Another and more serious difficulty is that every coach must be fitted to conform to the safety requirements of every country through which it passes. Further, it must have couplings suited to the many different types of locomotive that are used. Quite a lot has been done to standardize such fittings, but it is still necessary to fit these international trains with several different kinds of brake and other equipment.
Coaches fitted for steam-
Britain seemed to be isolated from this long-
The passage across the Channel was accomplished by means of the Dover-
At Dunkerque the reverse procedure takes place. The cars are transferred by a shunting locomotive from ship to shore, and there attached to an express for Paris. And from Paris, of course, they take their place in any of the luxury trains as desired.
Apart from the main-
The great increase in road transport, however, sounded the death-
The petrol engine was installed in rail-
These petrol cars are different from the Diesel-
The railways of Spain and Portugal can hardly be compared with those of the rest of Europe. To begin with, they are laid down to the much wider gauge of five feet six inches, which prevents any through running of coaches from the standard gauge, and more or less cuts the two countries off from the general progress. All traffic for Spain has to be unloaded and reloaded at the frontier stations in the Pyrenees, a slow and costly business. In addition, the interior of Spain is very mountainous, and no speeds of any note are performed even on the main-
It is noteworthy, however, that Spain, like all the other countries of Europe, has amalgamated the larger private railway companies into one national system, in an attempt to bring them up to date. The change-
Past and present rub shoulders in Spain in a curious way. On the main lines, although high speeds are not obtainable, an express train may be hauled by a powerful locomotive of modern wheel arrangement suitable for heavy grades, with rolling stock including saloon coaches of the Pullman type. But a journey over a country branch in a mixed passenger and goods train is a very different experience.

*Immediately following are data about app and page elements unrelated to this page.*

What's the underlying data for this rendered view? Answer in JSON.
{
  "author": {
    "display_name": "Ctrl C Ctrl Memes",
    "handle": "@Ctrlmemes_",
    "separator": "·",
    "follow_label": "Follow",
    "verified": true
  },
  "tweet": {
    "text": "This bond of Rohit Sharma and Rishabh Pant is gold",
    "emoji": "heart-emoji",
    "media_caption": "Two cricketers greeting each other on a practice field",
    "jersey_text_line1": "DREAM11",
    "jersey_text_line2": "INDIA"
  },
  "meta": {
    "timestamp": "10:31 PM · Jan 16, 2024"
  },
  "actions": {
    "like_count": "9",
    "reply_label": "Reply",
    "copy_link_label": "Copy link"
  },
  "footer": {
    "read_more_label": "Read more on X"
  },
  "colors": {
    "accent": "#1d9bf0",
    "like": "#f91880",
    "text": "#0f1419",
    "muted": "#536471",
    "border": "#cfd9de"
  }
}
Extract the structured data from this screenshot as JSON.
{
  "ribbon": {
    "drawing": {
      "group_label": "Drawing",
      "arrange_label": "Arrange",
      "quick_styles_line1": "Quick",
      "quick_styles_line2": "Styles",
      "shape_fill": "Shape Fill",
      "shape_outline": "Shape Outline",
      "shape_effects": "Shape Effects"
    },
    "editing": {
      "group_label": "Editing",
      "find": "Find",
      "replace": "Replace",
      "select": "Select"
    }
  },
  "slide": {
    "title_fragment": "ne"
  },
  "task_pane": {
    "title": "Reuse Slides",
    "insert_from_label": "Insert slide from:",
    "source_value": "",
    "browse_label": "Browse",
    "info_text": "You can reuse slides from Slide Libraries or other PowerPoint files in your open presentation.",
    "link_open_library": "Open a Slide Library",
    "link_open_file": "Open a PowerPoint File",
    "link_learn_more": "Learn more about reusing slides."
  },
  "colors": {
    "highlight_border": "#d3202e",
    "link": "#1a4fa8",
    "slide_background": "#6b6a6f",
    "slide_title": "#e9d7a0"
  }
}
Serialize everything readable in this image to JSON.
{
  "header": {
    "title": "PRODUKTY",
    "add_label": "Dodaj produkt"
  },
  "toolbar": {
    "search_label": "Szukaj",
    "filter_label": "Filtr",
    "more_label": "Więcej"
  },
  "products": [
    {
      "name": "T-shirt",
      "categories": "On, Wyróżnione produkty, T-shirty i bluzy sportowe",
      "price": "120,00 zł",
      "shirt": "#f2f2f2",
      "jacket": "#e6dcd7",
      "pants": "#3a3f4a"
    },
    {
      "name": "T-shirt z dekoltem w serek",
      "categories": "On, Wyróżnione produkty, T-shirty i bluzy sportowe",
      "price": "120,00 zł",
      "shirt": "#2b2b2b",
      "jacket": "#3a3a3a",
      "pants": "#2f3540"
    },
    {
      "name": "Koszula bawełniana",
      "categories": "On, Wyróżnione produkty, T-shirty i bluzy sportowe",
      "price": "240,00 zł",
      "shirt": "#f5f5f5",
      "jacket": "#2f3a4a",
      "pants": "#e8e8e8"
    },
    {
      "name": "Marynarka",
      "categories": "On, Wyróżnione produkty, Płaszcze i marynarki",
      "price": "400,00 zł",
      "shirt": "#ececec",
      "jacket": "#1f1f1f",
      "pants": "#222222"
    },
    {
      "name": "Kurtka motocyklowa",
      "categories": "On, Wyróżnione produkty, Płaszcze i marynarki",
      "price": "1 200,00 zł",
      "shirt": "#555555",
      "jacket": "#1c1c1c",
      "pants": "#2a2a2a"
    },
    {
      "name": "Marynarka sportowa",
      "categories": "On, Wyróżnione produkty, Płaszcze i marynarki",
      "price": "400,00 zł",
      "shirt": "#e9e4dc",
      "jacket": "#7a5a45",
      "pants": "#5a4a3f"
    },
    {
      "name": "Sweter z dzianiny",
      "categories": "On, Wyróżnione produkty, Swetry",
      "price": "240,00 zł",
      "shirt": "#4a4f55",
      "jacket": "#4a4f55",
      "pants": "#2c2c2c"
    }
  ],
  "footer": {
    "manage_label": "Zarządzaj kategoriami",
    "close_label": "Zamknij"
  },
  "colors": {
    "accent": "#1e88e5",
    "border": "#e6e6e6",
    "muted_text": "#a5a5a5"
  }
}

Nevertheless, Spanish railways can show some fine engineering feats, chiefly in the Pyrenees Mountains, where the French and Spanish lines connect. There are some tunnels which had to be bored out of solid rock, one over three miles in length, and another in a spiral curve for the purpose of surmounting a sudden change in level. In addition, there are several viaducts, one, the Gisclard, designed on the lines of a suspension bridge, with a central span of over five hundred feet carrying the rails two hundred and sixty-

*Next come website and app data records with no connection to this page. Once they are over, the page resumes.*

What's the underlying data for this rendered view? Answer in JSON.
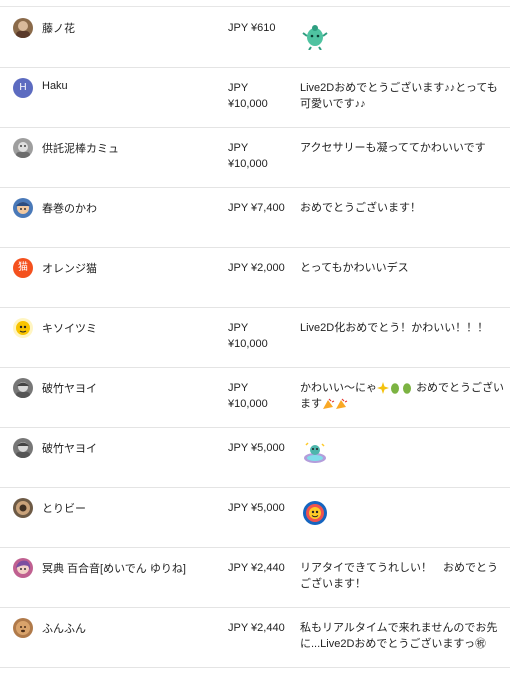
{
  "donations": [
    {
      "name": "藤ノ花",
      "currency": "JPY",
      "amount": "¥610",
      "message": "",
      "sticker": "green-creature-sticker",
      "avatar_color": "#8a6a4a"
    },
    {
      "name": "Haku",
      "currency": "JPY",
      "amount": "¥10,000",
      "message": "Live2Dおめでとうございます♪♪とっても可愛いです♪♪",
      "avatar_letter": "H",
      "avatar_color": "#5c6bc0"
    },
    {
      "name": "供託泥棒カミュ",
      "currency": "JPY",
      "amount": "¥10,000",
      "message": "アクセサリーも凝っててかわいいです",
      "avatar_color": "#9e9e9e"
    },
    {
      "name": "春巻のかわ",
      "currency": "JPY",
      "amount": "¥7,400",
      "message": "おめでとうございます！",
      "avatar_color": "#4a79b8"
    },
    {
      "name": "オレンジ猫",
      "currency": "JPY",
      "amount": "¥2,000",
      "message": "とってもかわいいデス",
      "avatar_letter": "猫",
      "avatar_color": "#f4511e"
    },
    {
      "name": "キソイツミ",
      "currency": "JPY",
      "amount": "¥10,000",
      "message": "Live2D化おめでとう！かわいい！！！",
      "avatar_color": "#f9c400"
    },
    {
      "name": "破竹ヤヨイ",
      "currency": "JPY",
      "amount": "¥10,000",
      "message": "かわいい〜にゃ",
      "message_after": "おめでとうございます",
      "avatar_color": "#777777"
    },
    {
      "name": "破竹ヤヨイ",
      "currency": "JPY",
      "amount": "¥5,000",
      "message": "",
      "sticker": "rainbow-sticker",
      "avatar_color": "#777777"
    },
    {
      "name": "とりビー",
      "currency": "JPY",
      "amount": "¥5,000",
      "message": "",
      "sticker": "round-badge-sticker",
      "avatar_color": "#6d5a45"
    },
    {
      "name": "冥典 百合音[めいでん ゆりね]",
      "currency": "JPY",
      "amount": "¥2,440",
      "message": "リアタイできてうれしい！　おめでとうございます！",
      "avatar_color": "#c06090"
    },
    {
      "name": "ふんふん",
      "currency": "JPY",
      "amount": "¥2,440",
      "message": "私もリアルタイムで来れませんのでお先に...Live2Dおめでとうございますっ㊗",
      "avatar_color": "#b07a4a"
    }
  ]
}
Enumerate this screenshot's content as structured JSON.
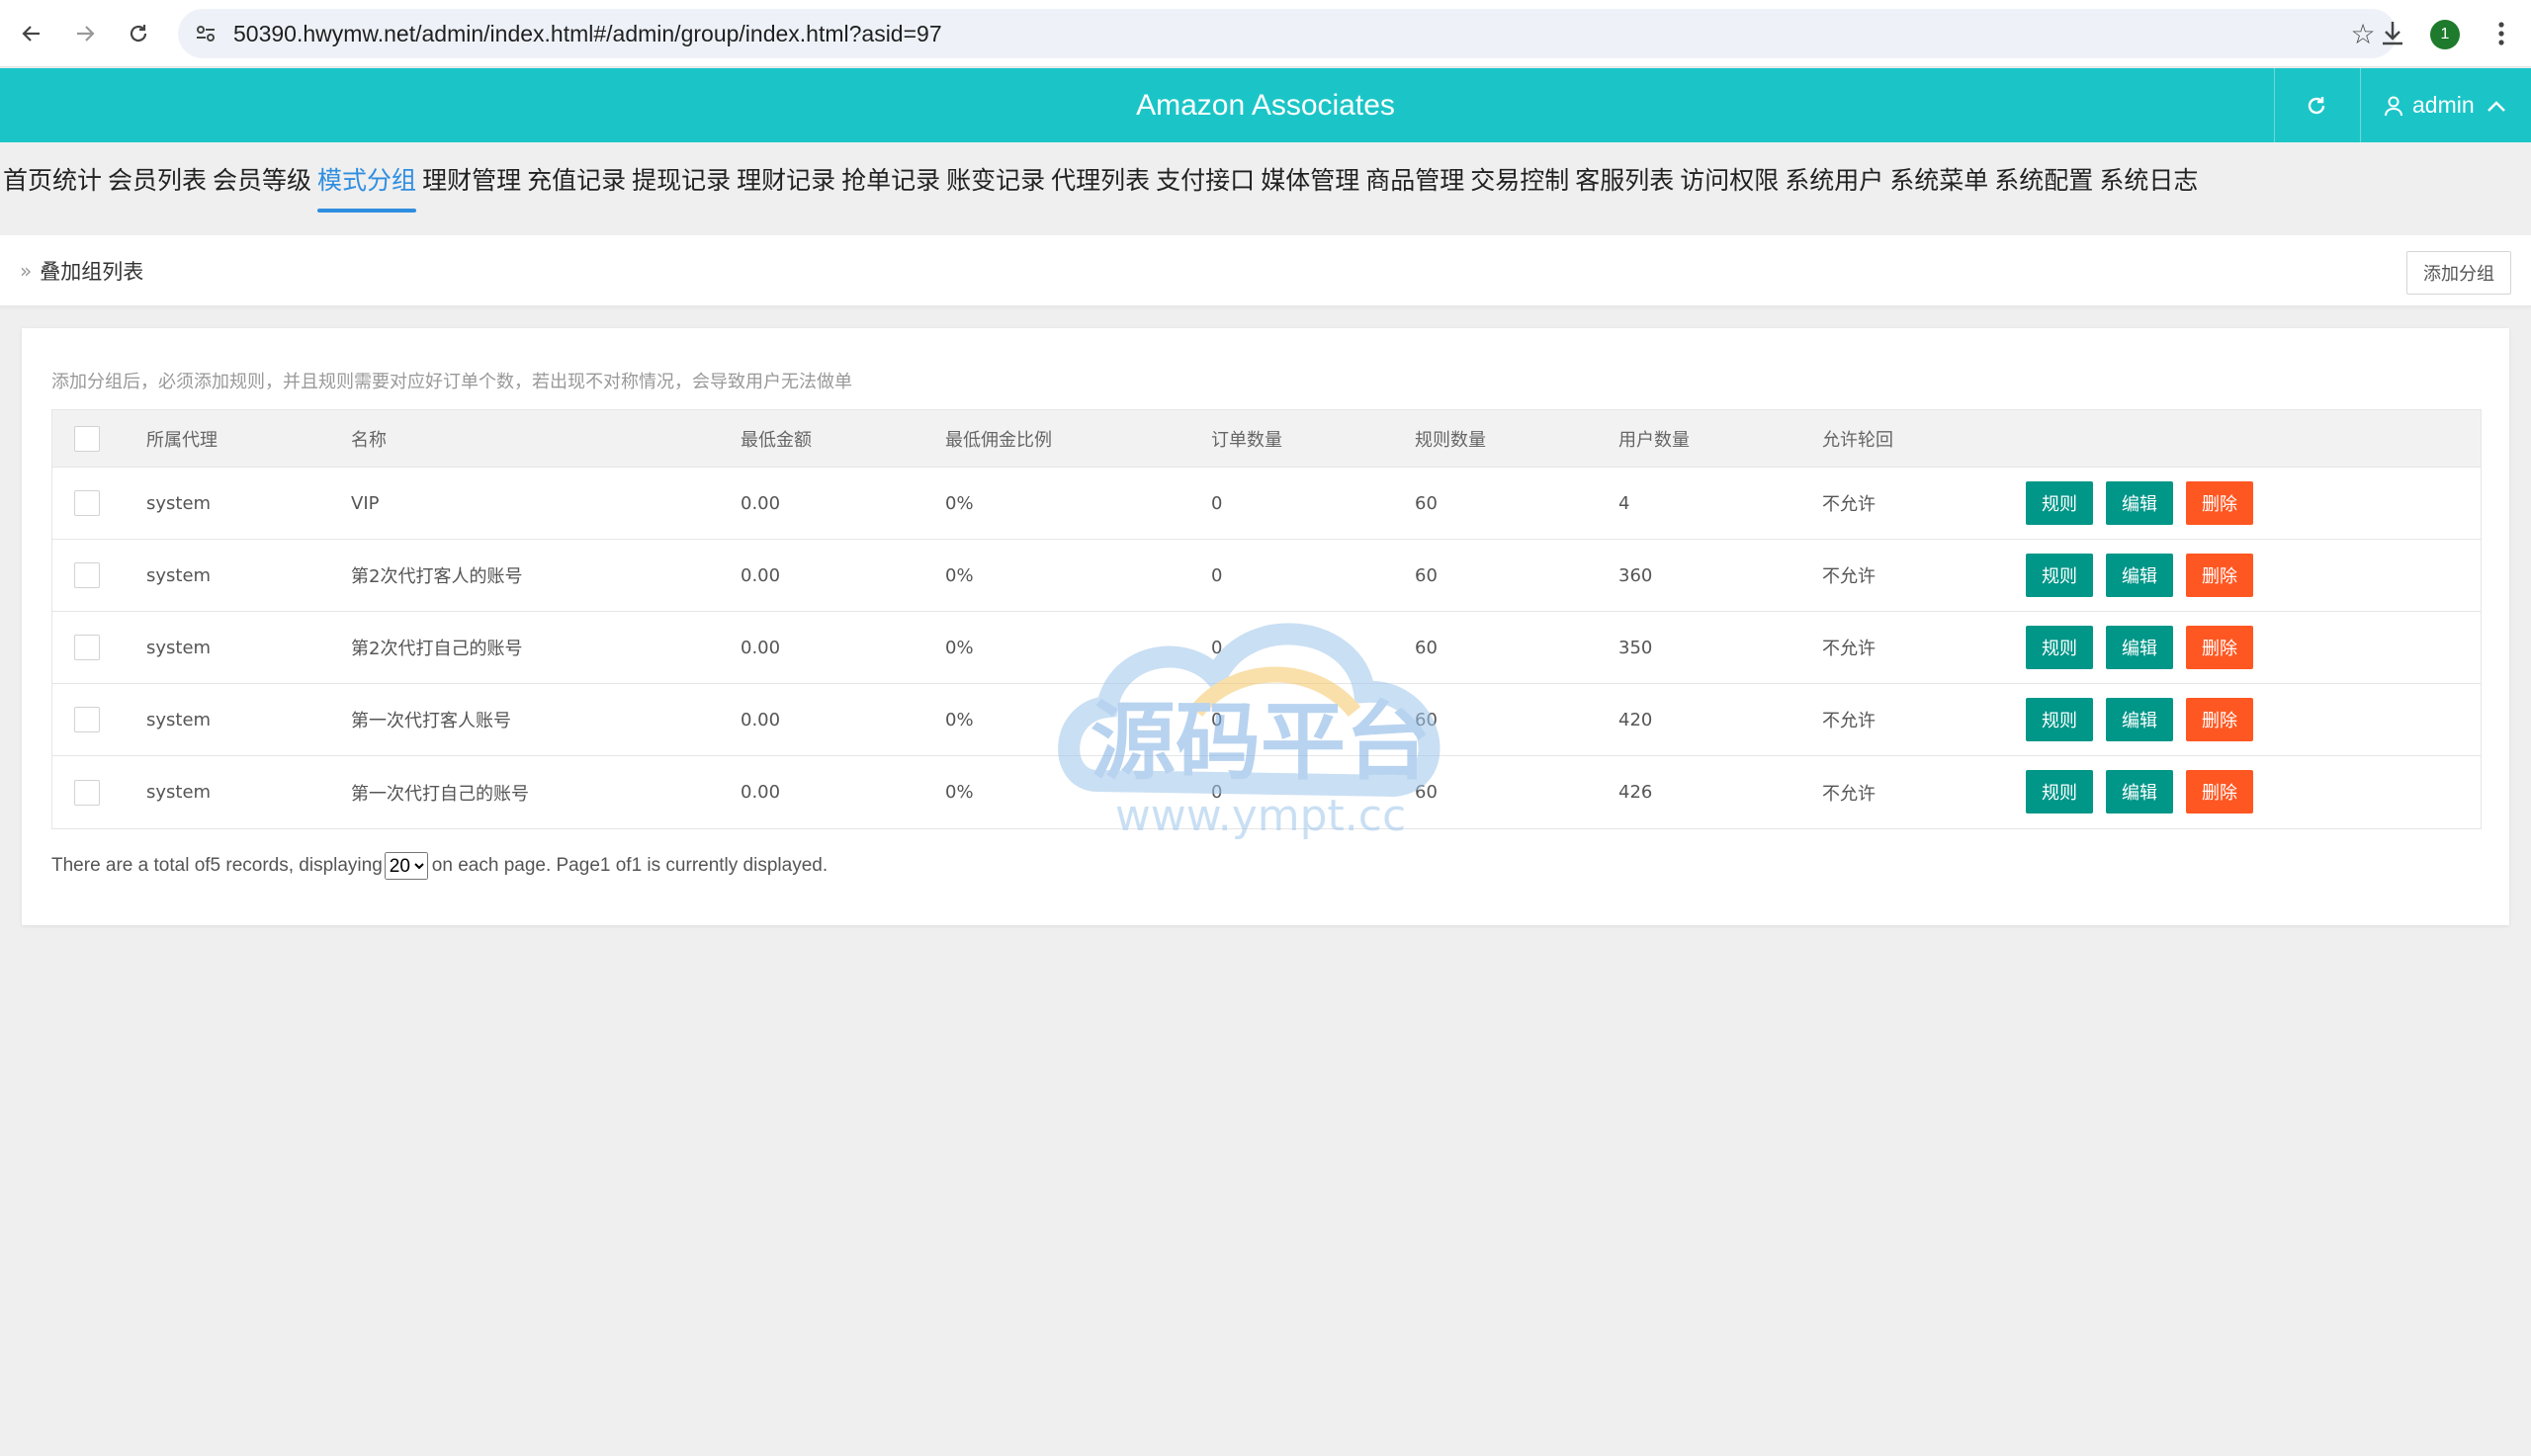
{
  "browser": {
    "url": "50390.hwymw.net/admin/index.html#/admin/group/index.html?asid=97",
    "profile_badge": "1"
  },
  "header": {
    "title": "Amazon Associates",
    "user": "admin"
  },
  "menu": [
    {
      "label": "首页统计"
    },
    {
      "label": "会员列表"
    },
    {
      "label": "会员等级"
    },
    {
      "label": "模式分组",
      "active": true
    },
    {
      "label": "理财管理"
    },
    {
      "label": "充值记录"
    },
    {
      "label": "提现记录"
    },
    {
      "label": "理财记录"
    },
    {
      "label": "抢单记录"
    },
    {
      "label": "账变记录"
    },
    {
      "label": "代理列表"
    },
    {
      "label": "支付接口"
    },
    {
      "label": "媒体管理"
    },
    {
      "label": "商品管理"
    },
    {
      "label": "交易控制"
    },
    {
      "label": "客服列表"
    },
    {
      "label": "访问权限"
    },
    {
      "label": "系统用户"
    },
    {
      "label": "系统菜单"
    },
    {
      "label": "系统配置"
    },
    {
      "label": "系统日志"
    }
  ],
  "breadcrumb": {
    "title": "叠加组列表",
    "add_button": "添加分组"
  },
  "tip": "添加分组后，必须添加规则，并且规则需要对应好订单个数，若出现不对称情况，会导致用户无法做单",
  "table": {
    "headers": [
      "所属代理",
      "名称",
      "最低金额",
      "最低佣金比例",
      "订单数量",
      "规则数量",
      "用户数量",
      "允许轮回"
    ],
    "rows": [
      {
        "agent": "system",
        "name": "VIP",
        "min_amount": "0.00",
        "min_rate": "0%",
        "orders": "0",
        "rules": "60",
        "users": "4",
        "cycle": "不允许"
      },
      {
        "agent": "system",
        "name": "第2次代打客人的账号",
        "min_amount": "0.00",
        "min_rate": "0%",
        "orders": "0",
        "rules": "60",
        "users": "360",
        "cycle": "不允许"
      },
      {
        "agent": "system",
        "name": "第2次代打自己的账号",
        "min_amount": "0.00",
        "min_rate": "0%",
        "orders": "0",
        "rules": "60",
        "users": "350",
        "cycle": "不允许"
      },
      {
        "agent": "system",
        "name": "第一次代打客人账号",
        "min_amount": "0.00",
        "min_rate": "0%",
        "orders": "0",
        "rules": "60",
        "users": "420",
        "cycle": "不允许"
      },
      {
        "agent": "system",
        "name": "第一次代打自己的账号",
        "min_amount": "0.00",
        "min_rate": "0%",
        "orders": "0",
        "rules": "60",
        "users": "426",
        "cycle": "不允许"
      }
    ],
    "actions": {
      "rule": "规则",
      "edit": "编辑",
      "delete": "删除"
    }
  },
  "pager": {
    "prefix": "There are a total of5 records, displaying",
    "page_size": "20",
    "suffix": "on each page. Page1 of1 is currently displayed."
  },
  "watermark": {
    "cn": "源码平台",
    "url": "www.ympt.cc"
  },
  "colors": {
    "header": "#1bc5c7",
    "active_menu": "#2f8ee0",
    "btn_green": "#009688",
    "btn_red": "#ff5722"
  }
}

There are some excellent stations, too, in the larger Spanish cities, chiefly in Madrid and Barcelona. Barcelona also has a cable or suspension railway over the harbour, and Madrid has an underground system of the high-
ELECTRICITY IN THE PYRENEES. Most Spanish railways are steam-